Each line from the one containing "What's the underlying" to the end of the entries below must be restated exactly, and no other line should appear.

------ EXTRACTED DATA ------

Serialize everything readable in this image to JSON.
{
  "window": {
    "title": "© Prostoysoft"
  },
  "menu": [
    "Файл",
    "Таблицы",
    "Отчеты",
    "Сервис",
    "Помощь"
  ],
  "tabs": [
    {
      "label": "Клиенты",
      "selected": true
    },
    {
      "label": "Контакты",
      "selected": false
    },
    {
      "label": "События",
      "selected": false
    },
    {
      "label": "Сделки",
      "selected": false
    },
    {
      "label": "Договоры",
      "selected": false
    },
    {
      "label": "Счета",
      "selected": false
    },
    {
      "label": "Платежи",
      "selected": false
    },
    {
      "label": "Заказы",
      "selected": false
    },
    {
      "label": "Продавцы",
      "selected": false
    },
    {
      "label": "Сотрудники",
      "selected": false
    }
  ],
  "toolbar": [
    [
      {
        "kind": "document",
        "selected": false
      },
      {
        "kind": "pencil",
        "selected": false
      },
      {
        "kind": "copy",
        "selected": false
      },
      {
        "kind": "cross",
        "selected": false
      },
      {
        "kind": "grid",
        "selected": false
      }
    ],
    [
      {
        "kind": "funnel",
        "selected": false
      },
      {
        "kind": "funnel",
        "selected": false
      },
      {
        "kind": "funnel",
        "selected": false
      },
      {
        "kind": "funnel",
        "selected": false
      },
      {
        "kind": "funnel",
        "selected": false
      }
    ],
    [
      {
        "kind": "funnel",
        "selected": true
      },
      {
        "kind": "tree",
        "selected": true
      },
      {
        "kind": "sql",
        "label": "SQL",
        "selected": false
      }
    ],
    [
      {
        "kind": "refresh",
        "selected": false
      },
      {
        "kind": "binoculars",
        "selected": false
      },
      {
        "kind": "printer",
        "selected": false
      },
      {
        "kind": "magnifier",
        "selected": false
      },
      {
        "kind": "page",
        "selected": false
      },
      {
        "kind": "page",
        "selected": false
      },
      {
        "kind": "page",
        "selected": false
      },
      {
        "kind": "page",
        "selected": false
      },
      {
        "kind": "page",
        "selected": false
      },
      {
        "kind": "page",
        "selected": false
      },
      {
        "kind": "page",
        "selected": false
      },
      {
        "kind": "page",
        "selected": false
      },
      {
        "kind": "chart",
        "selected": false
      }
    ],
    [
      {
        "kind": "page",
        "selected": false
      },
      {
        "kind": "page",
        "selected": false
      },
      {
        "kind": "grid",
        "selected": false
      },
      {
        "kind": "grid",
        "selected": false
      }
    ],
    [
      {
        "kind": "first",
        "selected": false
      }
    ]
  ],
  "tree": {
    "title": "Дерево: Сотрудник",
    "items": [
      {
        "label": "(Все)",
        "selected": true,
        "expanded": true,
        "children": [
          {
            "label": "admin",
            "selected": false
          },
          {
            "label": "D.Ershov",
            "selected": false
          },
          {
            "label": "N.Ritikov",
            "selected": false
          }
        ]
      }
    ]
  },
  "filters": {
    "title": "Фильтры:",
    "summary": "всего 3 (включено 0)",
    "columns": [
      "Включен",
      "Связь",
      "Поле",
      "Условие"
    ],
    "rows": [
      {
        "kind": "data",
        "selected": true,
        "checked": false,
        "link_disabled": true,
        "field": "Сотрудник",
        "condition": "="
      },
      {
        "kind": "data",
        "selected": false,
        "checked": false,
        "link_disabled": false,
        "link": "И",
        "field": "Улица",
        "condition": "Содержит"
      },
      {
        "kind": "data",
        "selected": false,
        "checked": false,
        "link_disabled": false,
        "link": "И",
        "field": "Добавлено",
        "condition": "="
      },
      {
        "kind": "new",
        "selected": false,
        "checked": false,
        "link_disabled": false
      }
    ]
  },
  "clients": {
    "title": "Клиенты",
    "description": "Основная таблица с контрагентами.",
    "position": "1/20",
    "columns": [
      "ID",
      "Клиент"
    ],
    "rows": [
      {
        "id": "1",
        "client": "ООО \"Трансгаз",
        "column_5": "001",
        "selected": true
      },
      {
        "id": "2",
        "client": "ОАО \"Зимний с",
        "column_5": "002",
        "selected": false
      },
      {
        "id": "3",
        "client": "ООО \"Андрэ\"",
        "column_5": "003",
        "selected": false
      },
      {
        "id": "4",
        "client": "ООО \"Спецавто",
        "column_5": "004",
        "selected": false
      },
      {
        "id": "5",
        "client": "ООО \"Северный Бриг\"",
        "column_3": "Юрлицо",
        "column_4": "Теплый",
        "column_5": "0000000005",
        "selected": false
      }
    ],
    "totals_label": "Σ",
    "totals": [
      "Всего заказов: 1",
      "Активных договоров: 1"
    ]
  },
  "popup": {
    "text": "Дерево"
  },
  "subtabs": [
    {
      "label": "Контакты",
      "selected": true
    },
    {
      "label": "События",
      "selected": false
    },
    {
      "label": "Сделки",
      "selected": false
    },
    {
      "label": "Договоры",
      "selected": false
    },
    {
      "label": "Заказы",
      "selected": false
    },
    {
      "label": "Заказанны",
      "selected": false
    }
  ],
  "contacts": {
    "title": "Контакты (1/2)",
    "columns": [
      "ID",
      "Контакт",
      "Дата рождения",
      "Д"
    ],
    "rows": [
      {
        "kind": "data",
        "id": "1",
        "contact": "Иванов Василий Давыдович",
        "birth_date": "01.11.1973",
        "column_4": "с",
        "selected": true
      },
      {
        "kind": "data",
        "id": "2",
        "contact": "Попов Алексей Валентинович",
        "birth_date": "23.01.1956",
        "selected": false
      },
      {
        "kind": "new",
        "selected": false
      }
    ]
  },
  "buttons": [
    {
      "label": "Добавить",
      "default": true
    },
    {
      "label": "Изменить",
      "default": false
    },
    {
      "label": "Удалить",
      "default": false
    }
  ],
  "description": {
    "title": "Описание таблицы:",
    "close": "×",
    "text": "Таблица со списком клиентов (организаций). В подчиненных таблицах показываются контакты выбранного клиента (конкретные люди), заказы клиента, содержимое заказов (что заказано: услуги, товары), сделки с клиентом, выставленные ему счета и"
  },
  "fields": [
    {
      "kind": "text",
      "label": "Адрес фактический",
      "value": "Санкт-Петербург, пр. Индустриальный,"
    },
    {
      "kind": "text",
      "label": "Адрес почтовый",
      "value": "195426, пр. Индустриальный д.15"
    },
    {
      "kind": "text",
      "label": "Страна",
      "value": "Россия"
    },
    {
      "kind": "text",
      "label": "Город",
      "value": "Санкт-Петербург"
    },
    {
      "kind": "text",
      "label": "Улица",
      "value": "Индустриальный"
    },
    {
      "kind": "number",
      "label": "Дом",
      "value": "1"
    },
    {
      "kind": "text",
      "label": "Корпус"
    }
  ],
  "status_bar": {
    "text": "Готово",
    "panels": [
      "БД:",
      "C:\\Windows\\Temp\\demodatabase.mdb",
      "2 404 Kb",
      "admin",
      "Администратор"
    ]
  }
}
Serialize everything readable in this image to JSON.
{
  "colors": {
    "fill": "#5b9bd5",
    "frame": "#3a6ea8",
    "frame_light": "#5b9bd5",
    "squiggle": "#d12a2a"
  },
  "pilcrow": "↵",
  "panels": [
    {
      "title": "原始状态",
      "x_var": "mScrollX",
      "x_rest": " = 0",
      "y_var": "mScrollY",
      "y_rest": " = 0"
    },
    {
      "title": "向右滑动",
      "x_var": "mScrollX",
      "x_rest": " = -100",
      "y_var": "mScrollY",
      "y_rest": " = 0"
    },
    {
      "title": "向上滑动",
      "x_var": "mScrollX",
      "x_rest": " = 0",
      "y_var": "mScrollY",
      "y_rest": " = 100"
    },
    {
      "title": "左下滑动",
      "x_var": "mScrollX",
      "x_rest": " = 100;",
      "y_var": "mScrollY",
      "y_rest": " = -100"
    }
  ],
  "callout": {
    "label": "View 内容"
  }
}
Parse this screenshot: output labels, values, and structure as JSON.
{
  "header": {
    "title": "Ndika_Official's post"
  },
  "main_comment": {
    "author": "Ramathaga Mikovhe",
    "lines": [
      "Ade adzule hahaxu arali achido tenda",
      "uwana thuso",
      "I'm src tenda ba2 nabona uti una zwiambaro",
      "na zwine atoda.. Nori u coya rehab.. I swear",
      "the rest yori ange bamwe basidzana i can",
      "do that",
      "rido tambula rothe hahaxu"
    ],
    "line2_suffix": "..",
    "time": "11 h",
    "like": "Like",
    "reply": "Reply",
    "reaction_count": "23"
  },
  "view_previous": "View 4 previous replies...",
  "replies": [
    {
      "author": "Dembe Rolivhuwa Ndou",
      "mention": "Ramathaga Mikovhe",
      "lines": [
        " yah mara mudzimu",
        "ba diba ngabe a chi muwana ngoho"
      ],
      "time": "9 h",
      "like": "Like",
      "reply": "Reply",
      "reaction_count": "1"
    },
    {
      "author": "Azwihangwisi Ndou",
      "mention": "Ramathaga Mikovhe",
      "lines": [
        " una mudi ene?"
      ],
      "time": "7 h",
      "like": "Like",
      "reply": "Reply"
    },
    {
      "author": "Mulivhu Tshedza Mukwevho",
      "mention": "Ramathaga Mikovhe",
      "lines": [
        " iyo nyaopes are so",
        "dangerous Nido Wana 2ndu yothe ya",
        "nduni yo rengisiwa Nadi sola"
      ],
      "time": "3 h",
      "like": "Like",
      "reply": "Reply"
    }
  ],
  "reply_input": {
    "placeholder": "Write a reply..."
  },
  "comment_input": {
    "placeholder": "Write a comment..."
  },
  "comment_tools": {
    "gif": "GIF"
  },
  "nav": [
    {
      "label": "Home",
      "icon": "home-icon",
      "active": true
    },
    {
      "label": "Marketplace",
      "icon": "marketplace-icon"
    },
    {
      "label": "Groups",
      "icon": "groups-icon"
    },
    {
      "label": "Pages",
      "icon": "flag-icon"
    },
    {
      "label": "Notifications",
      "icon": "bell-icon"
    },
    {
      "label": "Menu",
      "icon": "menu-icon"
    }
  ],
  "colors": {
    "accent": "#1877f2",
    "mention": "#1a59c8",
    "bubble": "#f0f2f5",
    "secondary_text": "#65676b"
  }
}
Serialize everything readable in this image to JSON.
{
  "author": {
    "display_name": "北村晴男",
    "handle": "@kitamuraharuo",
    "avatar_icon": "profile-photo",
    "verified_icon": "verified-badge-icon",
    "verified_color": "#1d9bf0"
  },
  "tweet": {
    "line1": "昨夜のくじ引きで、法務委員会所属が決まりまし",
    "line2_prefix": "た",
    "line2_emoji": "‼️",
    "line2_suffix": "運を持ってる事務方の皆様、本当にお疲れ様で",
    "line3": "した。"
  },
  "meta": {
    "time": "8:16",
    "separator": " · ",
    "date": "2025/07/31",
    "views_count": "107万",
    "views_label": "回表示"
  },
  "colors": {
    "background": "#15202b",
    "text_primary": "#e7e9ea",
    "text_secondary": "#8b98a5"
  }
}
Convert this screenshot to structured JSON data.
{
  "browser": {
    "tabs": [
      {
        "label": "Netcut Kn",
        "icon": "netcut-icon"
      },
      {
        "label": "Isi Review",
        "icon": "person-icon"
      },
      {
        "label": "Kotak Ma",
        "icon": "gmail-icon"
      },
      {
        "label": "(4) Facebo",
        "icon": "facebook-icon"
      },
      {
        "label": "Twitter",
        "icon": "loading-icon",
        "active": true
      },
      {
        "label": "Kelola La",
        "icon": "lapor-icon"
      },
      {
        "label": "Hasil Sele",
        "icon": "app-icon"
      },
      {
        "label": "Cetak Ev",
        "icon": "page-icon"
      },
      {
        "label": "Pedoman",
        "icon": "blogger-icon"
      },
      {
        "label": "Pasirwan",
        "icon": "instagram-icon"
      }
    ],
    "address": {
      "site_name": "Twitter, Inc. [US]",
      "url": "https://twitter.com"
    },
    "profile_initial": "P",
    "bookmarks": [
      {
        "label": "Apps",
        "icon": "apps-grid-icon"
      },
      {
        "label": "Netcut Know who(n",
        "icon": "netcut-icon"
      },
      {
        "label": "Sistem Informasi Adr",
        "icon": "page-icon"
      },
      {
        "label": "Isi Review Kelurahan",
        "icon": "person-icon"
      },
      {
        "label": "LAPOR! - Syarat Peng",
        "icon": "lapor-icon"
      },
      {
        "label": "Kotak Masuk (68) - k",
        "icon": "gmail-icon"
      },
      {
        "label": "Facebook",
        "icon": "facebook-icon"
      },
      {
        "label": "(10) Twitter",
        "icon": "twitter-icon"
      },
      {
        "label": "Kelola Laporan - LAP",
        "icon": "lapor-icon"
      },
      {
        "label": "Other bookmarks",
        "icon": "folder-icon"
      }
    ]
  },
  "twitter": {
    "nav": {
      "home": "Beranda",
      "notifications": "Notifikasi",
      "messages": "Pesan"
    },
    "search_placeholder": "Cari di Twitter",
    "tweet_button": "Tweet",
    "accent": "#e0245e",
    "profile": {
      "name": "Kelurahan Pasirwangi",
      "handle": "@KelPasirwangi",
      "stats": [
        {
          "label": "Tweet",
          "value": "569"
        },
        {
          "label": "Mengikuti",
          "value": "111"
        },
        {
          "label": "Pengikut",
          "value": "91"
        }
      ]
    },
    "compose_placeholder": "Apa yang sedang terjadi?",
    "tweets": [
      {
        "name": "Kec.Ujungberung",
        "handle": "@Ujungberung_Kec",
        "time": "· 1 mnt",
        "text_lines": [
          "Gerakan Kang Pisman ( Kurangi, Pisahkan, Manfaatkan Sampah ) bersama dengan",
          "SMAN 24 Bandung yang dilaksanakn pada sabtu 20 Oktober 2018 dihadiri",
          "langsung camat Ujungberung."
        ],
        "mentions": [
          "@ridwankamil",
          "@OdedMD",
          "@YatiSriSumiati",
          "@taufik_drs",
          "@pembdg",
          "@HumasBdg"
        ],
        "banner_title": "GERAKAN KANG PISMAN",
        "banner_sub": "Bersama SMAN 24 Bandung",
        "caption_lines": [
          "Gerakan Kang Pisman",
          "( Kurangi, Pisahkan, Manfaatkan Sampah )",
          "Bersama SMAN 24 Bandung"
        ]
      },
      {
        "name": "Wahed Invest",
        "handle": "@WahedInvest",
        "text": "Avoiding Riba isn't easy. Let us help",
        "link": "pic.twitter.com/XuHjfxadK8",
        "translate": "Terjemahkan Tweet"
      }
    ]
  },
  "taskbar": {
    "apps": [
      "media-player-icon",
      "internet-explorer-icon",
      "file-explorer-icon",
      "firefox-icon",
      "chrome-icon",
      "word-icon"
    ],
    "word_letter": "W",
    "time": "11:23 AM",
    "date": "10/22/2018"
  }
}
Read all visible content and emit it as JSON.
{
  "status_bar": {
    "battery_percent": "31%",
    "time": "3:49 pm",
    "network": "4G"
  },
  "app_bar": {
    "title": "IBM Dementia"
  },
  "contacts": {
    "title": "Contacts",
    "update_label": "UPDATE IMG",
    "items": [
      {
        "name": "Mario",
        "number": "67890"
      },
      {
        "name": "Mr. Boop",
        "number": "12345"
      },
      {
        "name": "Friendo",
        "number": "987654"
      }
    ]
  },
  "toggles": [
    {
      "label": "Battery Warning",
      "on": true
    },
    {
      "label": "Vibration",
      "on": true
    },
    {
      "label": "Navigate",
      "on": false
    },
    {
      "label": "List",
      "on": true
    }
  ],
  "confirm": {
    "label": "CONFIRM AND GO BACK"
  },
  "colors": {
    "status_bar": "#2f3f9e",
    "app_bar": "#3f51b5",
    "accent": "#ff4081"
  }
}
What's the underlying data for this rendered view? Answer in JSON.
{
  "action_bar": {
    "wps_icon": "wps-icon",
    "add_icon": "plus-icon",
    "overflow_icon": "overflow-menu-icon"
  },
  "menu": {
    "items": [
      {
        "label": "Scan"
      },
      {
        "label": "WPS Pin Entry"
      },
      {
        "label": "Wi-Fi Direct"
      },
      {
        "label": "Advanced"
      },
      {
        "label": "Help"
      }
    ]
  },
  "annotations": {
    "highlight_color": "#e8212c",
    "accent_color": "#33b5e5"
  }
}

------

* [EXERCISE ANSWER]
What's the underlying data for this rendered view? Answer in JSON.
{
  "action_bar": {
    "wps_icon": "wps-icon",
    "add_icon": "plus-icon",
    "overflow_icon": "overflow-menu-icon"
  },
  "menu": {
    "items": [
      {
        "label": "Scan"
      },
      {
        "label": "WPS Pin Entry"
      },
      {
        "label": "Wi-Fi Direct"
      },
      {
        "label": "Advanced"
      },
      {
        "label": "Help"
      }
    ]
  },
  "annotations": {
    "highlight_color": "#e8212c",
    "accent_color": "#33b5e5"
  }
}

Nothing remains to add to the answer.